Saying that you have a refreshing mind set of where ever you’re asked to play you’ll go, of which lead you to Japan last year. How was that experience?

“Japan was unreal, and if I’m quite honest I’m still trying to come to terms that it happened. One minute I’m waking up to an email, the next minute I’m boarding on a flight back home after the tour with the most amazing memories as well as so many new fans and life long friends. We’d take the leap anywhere we are offered.”

Did you find it was one of those moments where you suddenly realised there was more than just the Australian team?

Certainly. We have always been a band that has talked about international tours whenever we’ve been in the studio. With that being our target goal from releasing each new release. I don’t think we had ever imagined it happening prior to us doing an LP though.

You describe that sound as an expression of honesty and yet aggression. Do you feel that making this kind of music has been extremely cathartic for you? 

For me personally, massively. Every song is based off personal experiences and events that have taken place in my life. Whether it be about letting go of a first love (HURT), a song I wrote for my mother about how my father cheated on her and walked out on her (No Apology/ No Forgiveness), or a very personal and open song about trying to commit suicide (Nightmare). Every song holds a story.

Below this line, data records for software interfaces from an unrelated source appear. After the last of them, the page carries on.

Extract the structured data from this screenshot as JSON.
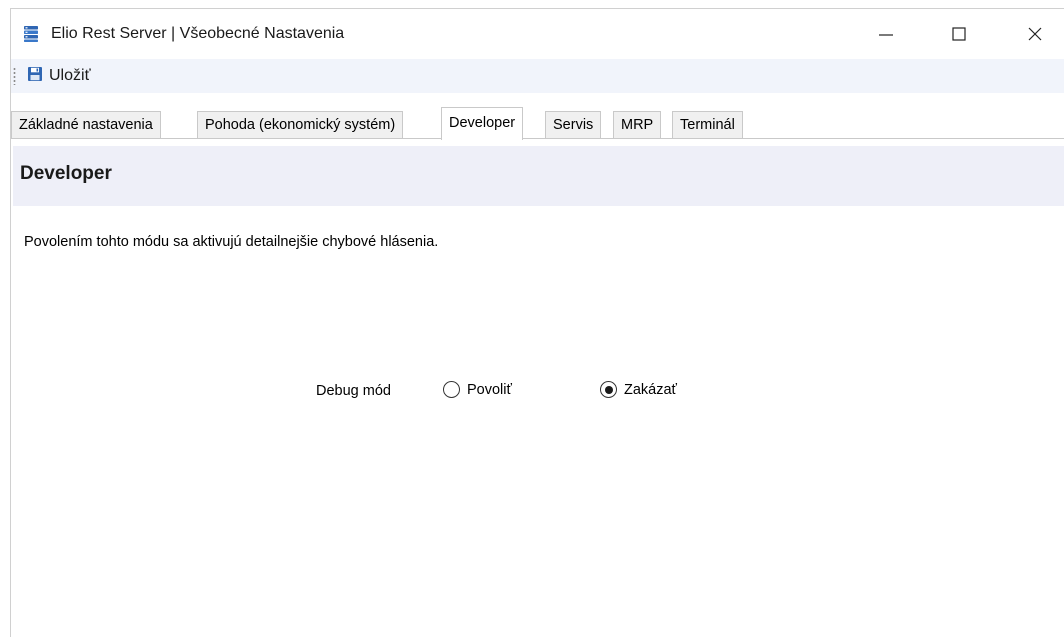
{
  "window": {
    "title": "Elio Rest Server | Všeobecné Nastavenia",
    "app_icon": "database-server-icon"
  },
  "toolbar": {
    "save_label": "Uložiť",
    "save_icon": "floppy-disk-icon"
  },
  "tabs": [
    {
      "label": "Základné nastavenia",
      "active": false
    },
    {
      "label": "Pohoda (ekonomický systém)",
      "active": false
    },
    {
      "label": "Developer",
      "active": true
    },
    {
      "label": "Servis",
      "active": false
    },
    {
      "label": "MRP",
      "active": false
    },
    {
      "label": "Terminál",
      "active": false
    }
  ],
  "panel": {
    "title": "Developer",
    "description": "Povolením tohto módu sa aktivujú detailnejšie chybové hlásenia.",
    "debug_label": "Debug mód",
    "options": [
      {
        "label": "Povoliť",
        "checked": false
      },
      {
        "label": "Zakázať",
        "checked": true
      }
    ]
  },
  "colors": {
    "toolbar_bg": "#f1f4fb",
    "panel_header_bg": "#eeeff8",
    "icon_blue": "#2f66b3"
  }
}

Do you feel that music has it’s own way of connecting with people, and as a musician, how do you ensure that you always act with integrity when it comes to bringing this element into your music?

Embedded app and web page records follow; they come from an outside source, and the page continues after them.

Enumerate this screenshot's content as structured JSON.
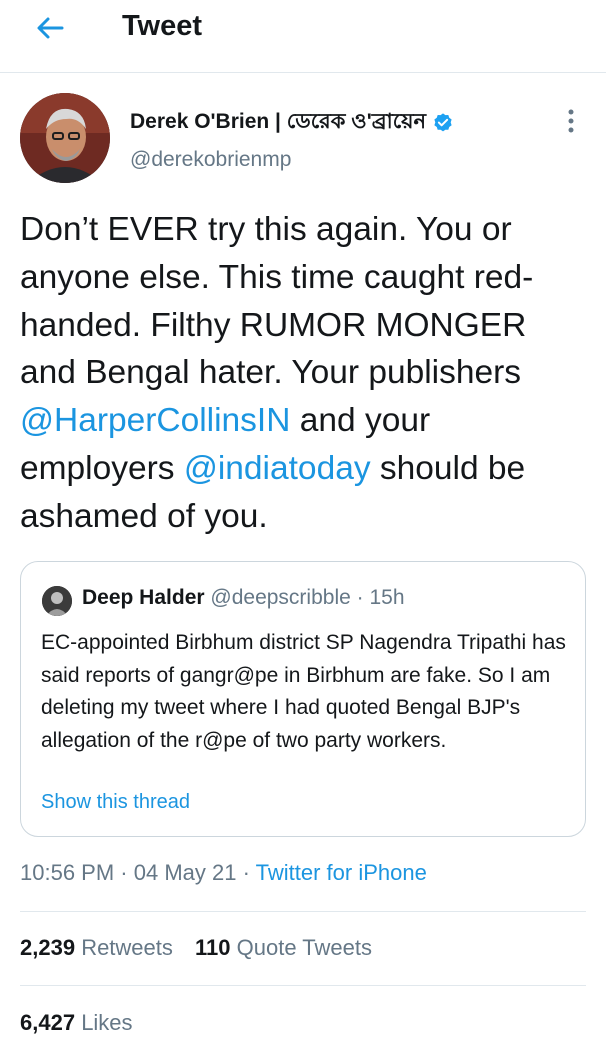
{
  "header": {
    "title": "Tweet"
  },
  "tweet": {
    "name": "Derek O'Brien | ডেরেক ও'ব্রায়েন",
    "handle": "@derekobrienmp",
    "text_parts": {
      "p1": "Don’t EVER try this again. You or anyone else. This time caught red-handed. Filthy RUMOR MONGER and Bengal hater. Your publishers ",
      "mention1": "@HarperCollinsIN",
      "p2": " and your employers ",
      "mention2": "@indiatoday",
      "p3": " should be ashamed of you."
    },
    "quoted": {
      "name": "Deep Halder",
      "handle": "@deepscribble",
      "time": "15h",
      "text": "EC-appointed Birbhum district SP Nagendra Tripathi has said reports of gangr@pe in Birbhum are fake. So I am deleting my tweet where I had quoted Bengal BJP's allegation of the r@pe of two party workers.",
      "show_thread": "Show this thread"
    },
    "time": "10:56 PM",
    "date": "04 May 21",
    "source": "Twitter for iPhone",
    "retweets_count": "2,239",
    "retweets_label": "Retweets",
    "quotes_count": "110",
    "quotes_label": "Quote Tweets",
    "likes_count": "6,427",
    "likes_label": "Likes"
  },
  "colors": {
    "accent": "#1b95e0",
    "secondary": "#657786",
    "divider": "#e1e8ed"
  },
  "icons": {
    "back": "arrow-left-icon",
    "verified": "verified-badge-icon",
    "more": "more-vertical-icon"
  }
}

Without a doubt. Music is so powerful and I feel that ever since a child I’ve related with the lyrics of so many artists that have helped me out of my struggles, so I too try to create that same relation through my lyrics for our listeners. I get messages all the time from new fans who thank myself and the band for helping them out of their dark times just by listening to our music and it only drives us that much more to keep providing our story.

Do you feel with touring, streaming and even recording becoming more accessible, and with an enigmatic and intellectual band such as yourself, that it’s almost common these days to be DIY? 

We think so. I mean, it’s worked somewhat well for us since we’ve been around so it’s never something that’s going to slow us down, we are just constantly learning and growing as we go. But at the same time, there’s always the advantages of management and agents having their connections at some bigger offers at hand.

“People see Isotopes and laugh about how we’re named after The Simpsons, but the tracks take them to a dark place.”

You’ve been self proclaimed as ‘never slowing down’. What keeps you all so driven? At the same time how have you prevented the burn out? 

This is something we talk about all the time. We all have this attitude of ‘I’m not going to live forever, so why not go all out while I still can, and at times it does get slow because of our personal lives or working careers, but we still manage to keep each other motivated and push each other to keep that spark alive.

Finally do you feel that this band’s approach to step outside of your comfort zones, whether this is touring, or the way you blend genres, is what has given this band such longevity? 

That’s definitely a reason and I think a lot of people see that. But honestly I think a strong part in the role is how people see ISOTOPES and laugh about how the band was named after The Simpsons but then see how in depth our songs take them lyrically on this dark journey. It’s somewhat of a funny twist to the whole band. And also how everyone on YouTube randomly finds us and become new fans when looking up study notes for chemistry, that’s funny.





Please enter your comment!
Please enter your name here